Return all lines below containing the word "title".

DATA SHOWN START

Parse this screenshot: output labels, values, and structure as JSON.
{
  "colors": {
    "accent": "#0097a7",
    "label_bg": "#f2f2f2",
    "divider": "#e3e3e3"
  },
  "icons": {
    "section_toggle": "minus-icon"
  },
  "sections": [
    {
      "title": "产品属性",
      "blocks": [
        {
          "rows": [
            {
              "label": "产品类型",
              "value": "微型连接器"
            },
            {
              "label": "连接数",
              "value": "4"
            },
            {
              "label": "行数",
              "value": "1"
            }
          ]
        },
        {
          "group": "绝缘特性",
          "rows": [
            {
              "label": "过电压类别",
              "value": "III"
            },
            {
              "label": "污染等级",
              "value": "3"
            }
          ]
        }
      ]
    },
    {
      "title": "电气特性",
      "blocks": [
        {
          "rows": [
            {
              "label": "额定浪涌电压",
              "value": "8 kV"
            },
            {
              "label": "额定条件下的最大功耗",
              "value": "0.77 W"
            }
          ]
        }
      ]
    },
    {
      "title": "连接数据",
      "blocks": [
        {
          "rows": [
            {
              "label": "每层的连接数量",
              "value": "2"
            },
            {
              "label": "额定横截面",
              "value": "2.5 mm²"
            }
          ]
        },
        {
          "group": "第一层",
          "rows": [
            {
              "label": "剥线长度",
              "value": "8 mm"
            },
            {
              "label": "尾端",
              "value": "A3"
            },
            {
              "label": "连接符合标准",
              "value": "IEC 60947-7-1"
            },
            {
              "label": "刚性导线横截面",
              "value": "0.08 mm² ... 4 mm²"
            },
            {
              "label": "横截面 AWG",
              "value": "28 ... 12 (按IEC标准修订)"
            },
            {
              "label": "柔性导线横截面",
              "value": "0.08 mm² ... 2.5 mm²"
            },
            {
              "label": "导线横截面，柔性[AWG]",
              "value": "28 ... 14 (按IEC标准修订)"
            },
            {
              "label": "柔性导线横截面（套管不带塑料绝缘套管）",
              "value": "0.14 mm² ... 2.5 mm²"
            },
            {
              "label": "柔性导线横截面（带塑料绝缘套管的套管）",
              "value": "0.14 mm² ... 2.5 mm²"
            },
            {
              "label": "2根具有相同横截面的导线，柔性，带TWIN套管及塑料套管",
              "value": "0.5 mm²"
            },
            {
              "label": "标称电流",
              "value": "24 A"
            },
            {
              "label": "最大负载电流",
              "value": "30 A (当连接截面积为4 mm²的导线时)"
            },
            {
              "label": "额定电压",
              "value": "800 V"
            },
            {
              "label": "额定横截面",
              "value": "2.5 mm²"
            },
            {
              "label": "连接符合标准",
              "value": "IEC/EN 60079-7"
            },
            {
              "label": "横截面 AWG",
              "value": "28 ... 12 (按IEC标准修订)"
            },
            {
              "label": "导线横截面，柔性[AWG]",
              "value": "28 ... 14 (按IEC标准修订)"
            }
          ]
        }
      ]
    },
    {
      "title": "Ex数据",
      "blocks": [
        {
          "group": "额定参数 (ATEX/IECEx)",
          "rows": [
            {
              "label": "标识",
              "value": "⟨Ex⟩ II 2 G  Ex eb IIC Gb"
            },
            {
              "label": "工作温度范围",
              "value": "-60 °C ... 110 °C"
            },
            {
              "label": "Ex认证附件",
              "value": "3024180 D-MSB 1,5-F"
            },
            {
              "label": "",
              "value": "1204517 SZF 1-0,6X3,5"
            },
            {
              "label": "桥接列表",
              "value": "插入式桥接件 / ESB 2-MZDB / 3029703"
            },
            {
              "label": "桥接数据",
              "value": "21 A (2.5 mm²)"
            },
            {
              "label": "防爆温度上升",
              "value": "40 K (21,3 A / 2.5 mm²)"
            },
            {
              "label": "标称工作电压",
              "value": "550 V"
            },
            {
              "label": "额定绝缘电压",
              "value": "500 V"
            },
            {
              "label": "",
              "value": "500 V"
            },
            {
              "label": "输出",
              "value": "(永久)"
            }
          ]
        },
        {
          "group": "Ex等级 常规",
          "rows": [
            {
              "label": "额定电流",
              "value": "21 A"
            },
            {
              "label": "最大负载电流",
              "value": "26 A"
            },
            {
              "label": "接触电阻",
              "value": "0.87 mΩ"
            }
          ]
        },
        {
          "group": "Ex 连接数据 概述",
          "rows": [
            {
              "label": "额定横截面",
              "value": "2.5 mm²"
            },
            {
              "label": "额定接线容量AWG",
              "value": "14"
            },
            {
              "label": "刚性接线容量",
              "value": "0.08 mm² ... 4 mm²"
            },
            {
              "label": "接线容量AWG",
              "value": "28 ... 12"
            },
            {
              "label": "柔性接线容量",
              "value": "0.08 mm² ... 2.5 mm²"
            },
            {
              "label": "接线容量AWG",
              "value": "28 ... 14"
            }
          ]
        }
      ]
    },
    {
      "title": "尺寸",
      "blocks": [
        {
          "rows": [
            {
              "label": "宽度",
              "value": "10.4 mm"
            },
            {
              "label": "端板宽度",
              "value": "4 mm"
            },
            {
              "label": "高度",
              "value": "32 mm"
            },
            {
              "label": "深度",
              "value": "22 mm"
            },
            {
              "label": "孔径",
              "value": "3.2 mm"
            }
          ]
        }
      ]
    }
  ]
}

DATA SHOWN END

EXERCISE SOLUTION:
      "title": "产品属性",
      "title": "电气特性",
      "title": "连接数据",
      "title": "Ex数据",
      "title": "尺寸",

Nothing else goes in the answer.